    In the apt words of the famous Hawthorn coach John Kennedy whilst addressing his players during a 3/4 time huddle.
    He urged to his players, ” do something …..JUST DO SOMETHING.”

    • Crakar24 says:

      The correct statement is “you can lead a horticulture but you can’t make her think”. Pass that onto Yoda

  5. Charles Wardrop says:

    Has and is all this AGW fiasco been a lamentably expensive, corruption and intellectual bullying example of Group Think?

  6. The problems continue.

    Take our Money even if we don’t have Wind Turbines at Maitland.,
    There is a Serious Noise issue here as well which no one , I mean absolutely NO ONE wants to step up and help with.
    2008 it commenced and is getting so bad , health issue’s are here NO ONE accepts it.

    I personally have been ridiculed to the point of you are a NUTTER I requested advice from many Sources.
    Nothing.
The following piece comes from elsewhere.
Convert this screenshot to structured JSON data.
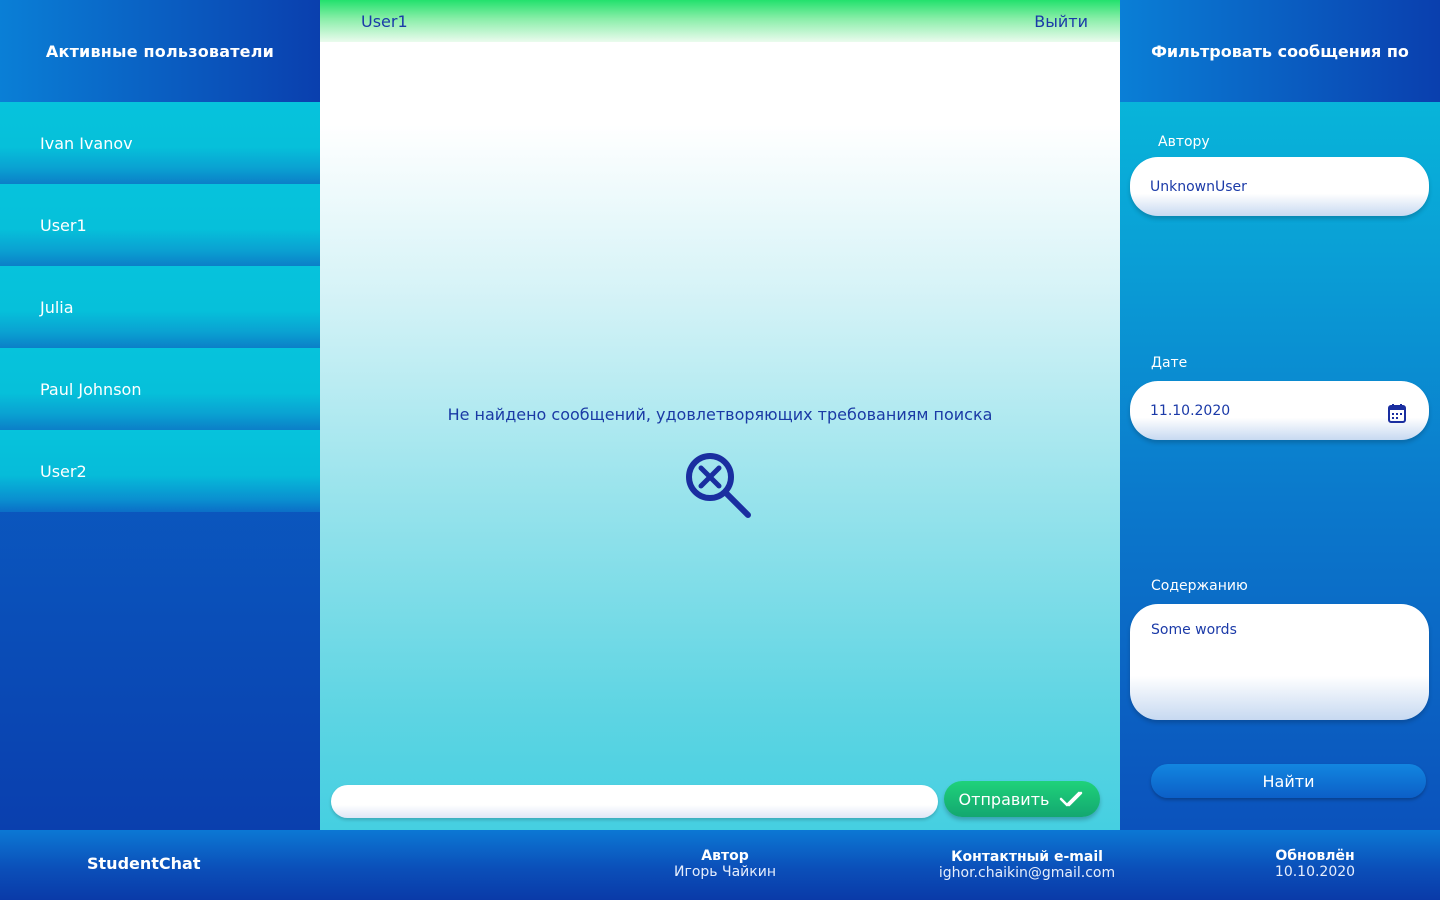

    I have stayed at several places in and around the area it is everywhere I go.
    People sleep as I do with TVS , SURROUND SOUNDS ON , RADIO’S ON.
    I sleep in my Family room near my kitchen on a sofa bed so the radio or tv is blasting all night.
    When will this illness be totally investigated not only around Wind Farms.

    AMA and EPA are a disgrace.

    My last words are
    HELP. PLEASE

Leave a Reply

Fill in your details below or click an icon to log in:

WordPress.com Logo

You are commenting using your WordPress.com account. Log Out /  Change )

Google photo

You are commenting using your Google account. Log Out /  Change )

Twitter picture

You are commenting using your Twitter account. Log Out /  Change )

Facebook photo

You are commenting using your Facebook account. Log Out /  Change )

Connecting to %s

%d bloggers like this: